**Work to be completed**
Reproduce each entry below exactly as it appears.

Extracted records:
______
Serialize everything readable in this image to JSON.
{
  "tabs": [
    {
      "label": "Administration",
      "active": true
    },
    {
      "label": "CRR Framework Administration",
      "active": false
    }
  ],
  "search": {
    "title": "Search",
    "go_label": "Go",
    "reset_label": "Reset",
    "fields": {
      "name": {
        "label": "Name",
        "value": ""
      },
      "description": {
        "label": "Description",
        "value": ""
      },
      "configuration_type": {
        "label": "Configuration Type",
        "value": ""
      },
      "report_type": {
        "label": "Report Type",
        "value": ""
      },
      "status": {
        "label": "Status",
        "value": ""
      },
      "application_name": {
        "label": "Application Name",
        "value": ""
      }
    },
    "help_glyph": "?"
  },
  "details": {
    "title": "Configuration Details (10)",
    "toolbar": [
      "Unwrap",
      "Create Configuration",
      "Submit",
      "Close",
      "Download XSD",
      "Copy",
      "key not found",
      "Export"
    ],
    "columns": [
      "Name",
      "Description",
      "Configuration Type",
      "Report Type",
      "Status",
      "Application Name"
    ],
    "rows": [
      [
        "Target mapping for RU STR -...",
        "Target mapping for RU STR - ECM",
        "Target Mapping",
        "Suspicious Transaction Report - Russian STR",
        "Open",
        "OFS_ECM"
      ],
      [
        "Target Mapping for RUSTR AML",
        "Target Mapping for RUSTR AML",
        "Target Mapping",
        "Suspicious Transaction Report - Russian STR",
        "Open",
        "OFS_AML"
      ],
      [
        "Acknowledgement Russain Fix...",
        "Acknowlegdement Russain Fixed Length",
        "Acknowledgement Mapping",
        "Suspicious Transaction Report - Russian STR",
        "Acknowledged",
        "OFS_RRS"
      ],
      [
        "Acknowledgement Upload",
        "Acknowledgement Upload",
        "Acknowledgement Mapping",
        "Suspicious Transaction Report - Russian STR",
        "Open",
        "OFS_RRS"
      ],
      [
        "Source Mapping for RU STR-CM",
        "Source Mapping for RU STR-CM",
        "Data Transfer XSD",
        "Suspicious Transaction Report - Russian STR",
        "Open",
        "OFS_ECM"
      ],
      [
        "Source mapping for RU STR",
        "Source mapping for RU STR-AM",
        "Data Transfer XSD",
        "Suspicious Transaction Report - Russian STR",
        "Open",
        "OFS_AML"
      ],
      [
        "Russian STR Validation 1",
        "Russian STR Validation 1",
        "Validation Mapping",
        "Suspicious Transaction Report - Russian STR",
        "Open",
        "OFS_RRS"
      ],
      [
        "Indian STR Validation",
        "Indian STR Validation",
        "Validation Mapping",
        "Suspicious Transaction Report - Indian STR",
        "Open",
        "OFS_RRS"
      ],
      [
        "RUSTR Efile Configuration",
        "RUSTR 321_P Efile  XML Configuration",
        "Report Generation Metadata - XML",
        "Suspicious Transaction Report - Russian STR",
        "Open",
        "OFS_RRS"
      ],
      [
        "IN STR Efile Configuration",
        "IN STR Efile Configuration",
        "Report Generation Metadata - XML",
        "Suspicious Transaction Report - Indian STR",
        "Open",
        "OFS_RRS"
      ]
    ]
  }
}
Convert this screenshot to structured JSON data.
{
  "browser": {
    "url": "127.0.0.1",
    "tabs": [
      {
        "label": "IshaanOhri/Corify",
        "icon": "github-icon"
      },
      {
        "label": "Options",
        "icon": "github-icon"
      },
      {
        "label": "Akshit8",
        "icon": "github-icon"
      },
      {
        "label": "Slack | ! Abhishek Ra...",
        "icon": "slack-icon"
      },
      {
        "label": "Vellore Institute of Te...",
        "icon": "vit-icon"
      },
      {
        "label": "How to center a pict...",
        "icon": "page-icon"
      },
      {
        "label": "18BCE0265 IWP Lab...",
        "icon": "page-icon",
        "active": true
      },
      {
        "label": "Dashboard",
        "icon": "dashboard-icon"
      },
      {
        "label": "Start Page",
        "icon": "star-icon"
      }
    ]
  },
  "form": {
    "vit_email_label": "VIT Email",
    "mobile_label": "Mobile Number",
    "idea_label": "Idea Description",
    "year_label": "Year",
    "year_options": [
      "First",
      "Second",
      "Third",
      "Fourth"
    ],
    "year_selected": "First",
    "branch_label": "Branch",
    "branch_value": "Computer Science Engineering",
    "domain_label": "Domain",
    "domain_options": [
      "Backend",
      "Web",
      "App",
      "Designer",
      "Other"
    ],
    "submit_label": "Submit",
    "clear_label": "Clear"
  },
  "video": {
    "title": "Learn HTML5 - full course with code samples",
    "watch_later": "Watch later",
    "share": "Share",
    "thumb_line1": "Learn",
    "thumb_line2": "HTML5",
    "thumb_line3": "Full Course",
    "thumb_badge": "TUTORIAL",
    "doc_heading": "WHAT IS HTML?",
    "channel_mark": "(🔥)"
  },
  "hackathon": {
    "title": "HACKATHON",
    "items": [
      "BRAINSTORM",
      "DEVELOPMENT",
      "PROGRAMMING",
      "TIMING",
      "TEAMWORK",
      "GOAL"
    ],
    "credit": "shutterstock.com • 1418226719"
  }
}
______
**Expected output**
Serialize everything readable in this image to JSON.
{
  "tabs": [
    {
      "label": "Administration",
      "active": true
    },
    {
      "label": "CRR Framework Administration",
      "active": false
    }
  ],
  "search": {
    "title": "Search",
    "go_label": "Go",
    "reset_label": "Reset",
    "fields": {
      "name": {
        "label": "Name",
        "value": ""
      },
      "description": {
        "label": "Description",
        "value": ""
      },
      "configuration_type": {
        "label": "Configuration Type",
        "value": ""
      },
      "report_type": {
        "label": "Report Type",
        "value": ""
      },
      "status": {
        "label": "Status",
        "value": ""
      },
      "application_name": {
        "label": "Application Name",
        "value": ""
      }
    },
    "help_glyph": "?"
  },
  "details": {
    "title": "Configuration Details (10)",
    "toolbar": [
      "Unwrap",
      "Create Configuration",
      "Submit",
      "Close",
      "Download XSD",
      "Copy",
      "key not found",
      "Export"
    ],
    "columns": [
      "Name",
      "Description",
      "Configuration Type",
      "Report Type",
      "Status",
      "Application Name"
    ],
    "rows": [
      [
        "Target mapping for RU STR -...",
        "Target mapping for RU STR - ECM",
        "Target Mapping",
        "Suspicious Transaction Report - Russian STR",
        "Open",
        "OFS_ECM"
      ],
      [
        "Target Mapping for RUSTR AML",
        "Target Mapping for RUSTR AML",
        "Target Mapping",
        "Suspicious Transaction Report - Russian STR",
        "Open",
        "OFS_AML"
      ],
      [
        "Acknowledgement Russain Fix...",
        "Acknowlegdement Russain Fixed Length",
        "Acknowledgement Mapping",
        "Suspicious Transaction Report - Russian STR",
        "Acknowledged",
        "OFS_RRS"
      ],
      [
        "Acknowledgement Upload",
        "Acknowledgement Upload",
        "Acknowledgement Mapping",
        "Suspicious Transaction Report - Russian STR",
        "Open",
        "OFS_RRS"
      ],
      [
        "Source Mapping for RU STR-CM",
        "Source Mapping for RU STR-CM",
        "Data Transfer XSD",
        "Suspicious Transaction Report - Russian STR",
        "Open",
        "OFS_ECM"
      ],
      [
        "Source mapping for RU STR",
        "Source mapping for RU STR-AM",
        "Data Transfer XSD",
        "Suspicious Transaction Report - Russian STR",
        "Open",
        "OFS_AML"
      ],
      [
        "Russian STR Validation 1",
        "Russian STR Validation 1",
        "Validation Mapping",
        "Suspicious Transaction Report - Russian STR",
        "Open",
        "OFS_RRS"
      ],
      [
        "Indian STR Validation",
        "Indian STR Validation",
        "Validation Mapping",
        "Suspicious Transaction Report - Indian STR",
        "Open",
        "OFS_RRS"
      ],
      [
        "RUSTR Efile Configuration",
        "RUSTR 321_P Efile  XML Configuration",
        "Report Generation Metadata - XML",
        "Suspicious Transaction Report - Russian STR",
        "Open",
        "OFS_RRS"
      ],
      [
        "IN STR Efile Configuration",
        "IN STR Efile Configuration",
        "Report Generation Metadata - XML",
        "Suspicious Transaction Report - Indian STR",
        "Open",
        "OFS_RRS"
      ]
    ]
  }
}
Convert this screenshot to structured JSON data.
{
  "browser": {
    "url": "127.0.0.1",
    "tabs": [
      {
        "label": "IshaanOhri/Corify",
        "icon": "github-icon"
      },
      {
        "label": "Options",
        "icon": "github-icon"
      },
      {
        "label": "Akshit8",
        "icon": "github-icon"
      },
      {
        "label": "Slack | ! Abhishek Ra...",
        "icon": "slack-icon"
      },
      {
        "label": "Vellore Institute of Te...",
        "icon": "vit-icon"
      },
      {
        "label": "How to center a pict...",
        "icon": "page-icon"
      },
      {
        "label": "18BCE0265 IWP Lab...",
        "icon": "page-icon",
        "active": true
      },
      {
        "label": "Dashboard",
        "icon": "dashboard-icon"
      },
      {
        "label": "Start Page",
        "icon": "star-icon"
      }
    ]
  },
  "form": {
    "vit_email_label": "VIT Email",
    "mobile_label": "Mobile Number",
    "idea_label": "Idea Description",
    "year_label": "Year",
    "year_options": [
      "First",
      "Second",
      "Third",
      "Fourth"
    ],
    "year_selected": "First",
    "branch_label": "Branch",
    "branch_value": "Computer Science Engineering",
    "domain_label": "Domain",
    "domain_options": [
      "Backend",
      "Web",
      "App",
      "Designer",
      "Other"
    ],
    "submit_label": "Submit",
    "clear_label": "Clear"
  },
  "video": {
    "title": "Learn HTML5 - full course with code samples",
    "watch_later": "Watch later",
    "share": "Share",
    "thumb_line1": "Learn",
    "thumb_line2": "HTML5",
    "thumb_line3": "Full Course",
    "thumb_badge": "TUTORIAL",
    "doc_heading": "WHAT IS HTML?",
    "channel_mark": "(🔥)"
  },
  "hackathon": {
    "title": "HACKATHON",
    "items": [
      "BRAINSTORM",
      "DEVELOPMENT",
      "PROGRAMMING",
      "TIMING",
      "TEAMWORK",
      "GOAL"
    ],
    "credit": "shutterstock.com • 1418226719"
  }
}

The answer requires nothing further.